Shadow Mining and Chain Rollbacks
One tactic in a 51% attack is “shadow mining.” Here, an attacker, with more than half of the network’s computational power, starts mining a separate blockchain in secret, not broadcasting their solved blocks to the network. This secret chain can be longer than the one known to the rest of the network.
When the attacker decides to broadcast their longer blockchain, other nodes, seeing a longer chain, will recognize it as the legitimate one and discard the previously accepted blocks. This effectively “rolls back” the blockchain to the point where the attacker’s shadow mining began, nullifying any transactions that happened on the discarded blocks.
State of Bitcoin Mining
Challenges and Evolution
Solo mining Bitcoin, given its current difficulty and the vast amount of computational power involved, has become virtually impossible for individual miners.
To stand a chance at obtaining block rewards, miners have pooled their resources together, forming what we know as “mining pools.” These pools combine the computational power of all their members, increasing the chance of solving a block.
When they do, the reward is split among the members based on their contributed power.
However, being part of a mining pool is not without its challenges. Miners must trust the pool to fairly distribute rewards, and they also have to be wary of the pool growing too powerful, risking centralization.
Innovation and Cost Management
As the Bitcoin block reward continues to halve and competition intensifies, profitability is closely tied to energy costs. Miners are constantly on the lookout for locations with cheap electricity. Some even relocate their operations to countries with lower energy costs to maintain profitability.
In addition, there’s a push for innovative solutions. Miners are exploring ways to repurpose the heat generated from mining operations, integrate with renewable energy sources, and even play a role in stabilizing power grids by providing demand-side flexibility. Such innovations not only help in reducing costs but also in lessening the environmental impact of mining.

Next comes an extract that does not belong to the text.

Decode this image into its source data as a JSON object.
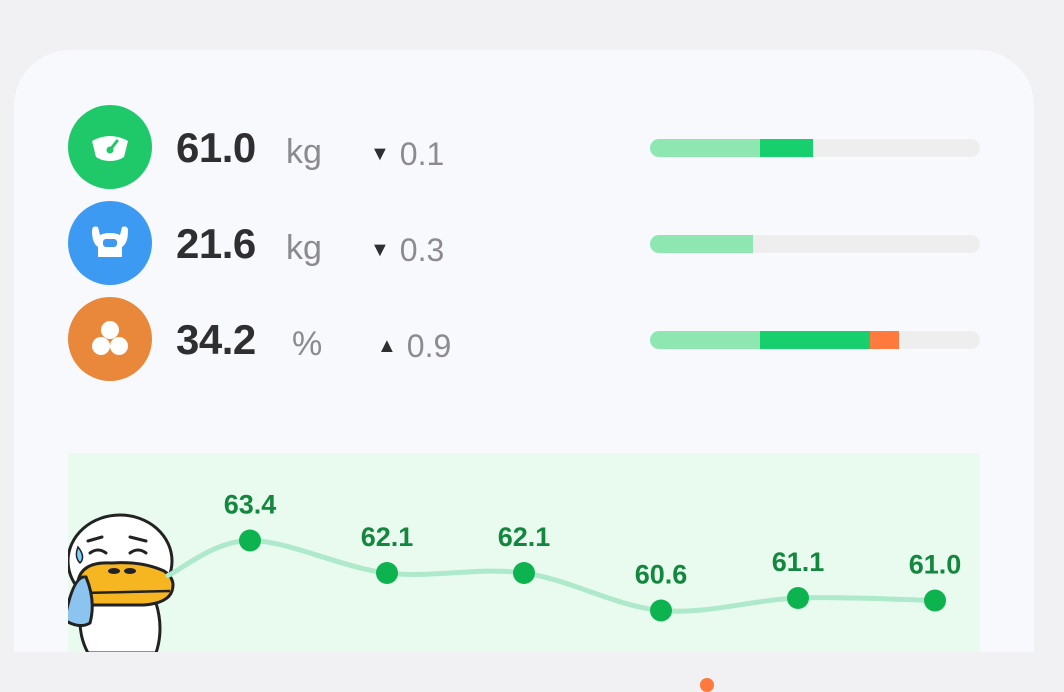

Tax Considerations of Bitcoin Mining
Taxation of Bitcoin mining has emerged as a complex issue in many jurisdictions as governments grapple with how to classify and treat cryptocurrency-related activities.
Mining can be seen both as an entrepreneurial activity and as a form of income generation. Consequently, miners may be required to pay income or business taxes based on the value of the Bitcoins they mine.
Additionally, when they subsequently sell these coins, capital gains taxes could apply, depending on price appreciation and jurisdictional rules.
Be sure to check out our extensive collection of Crypto Tax Guides to learn more.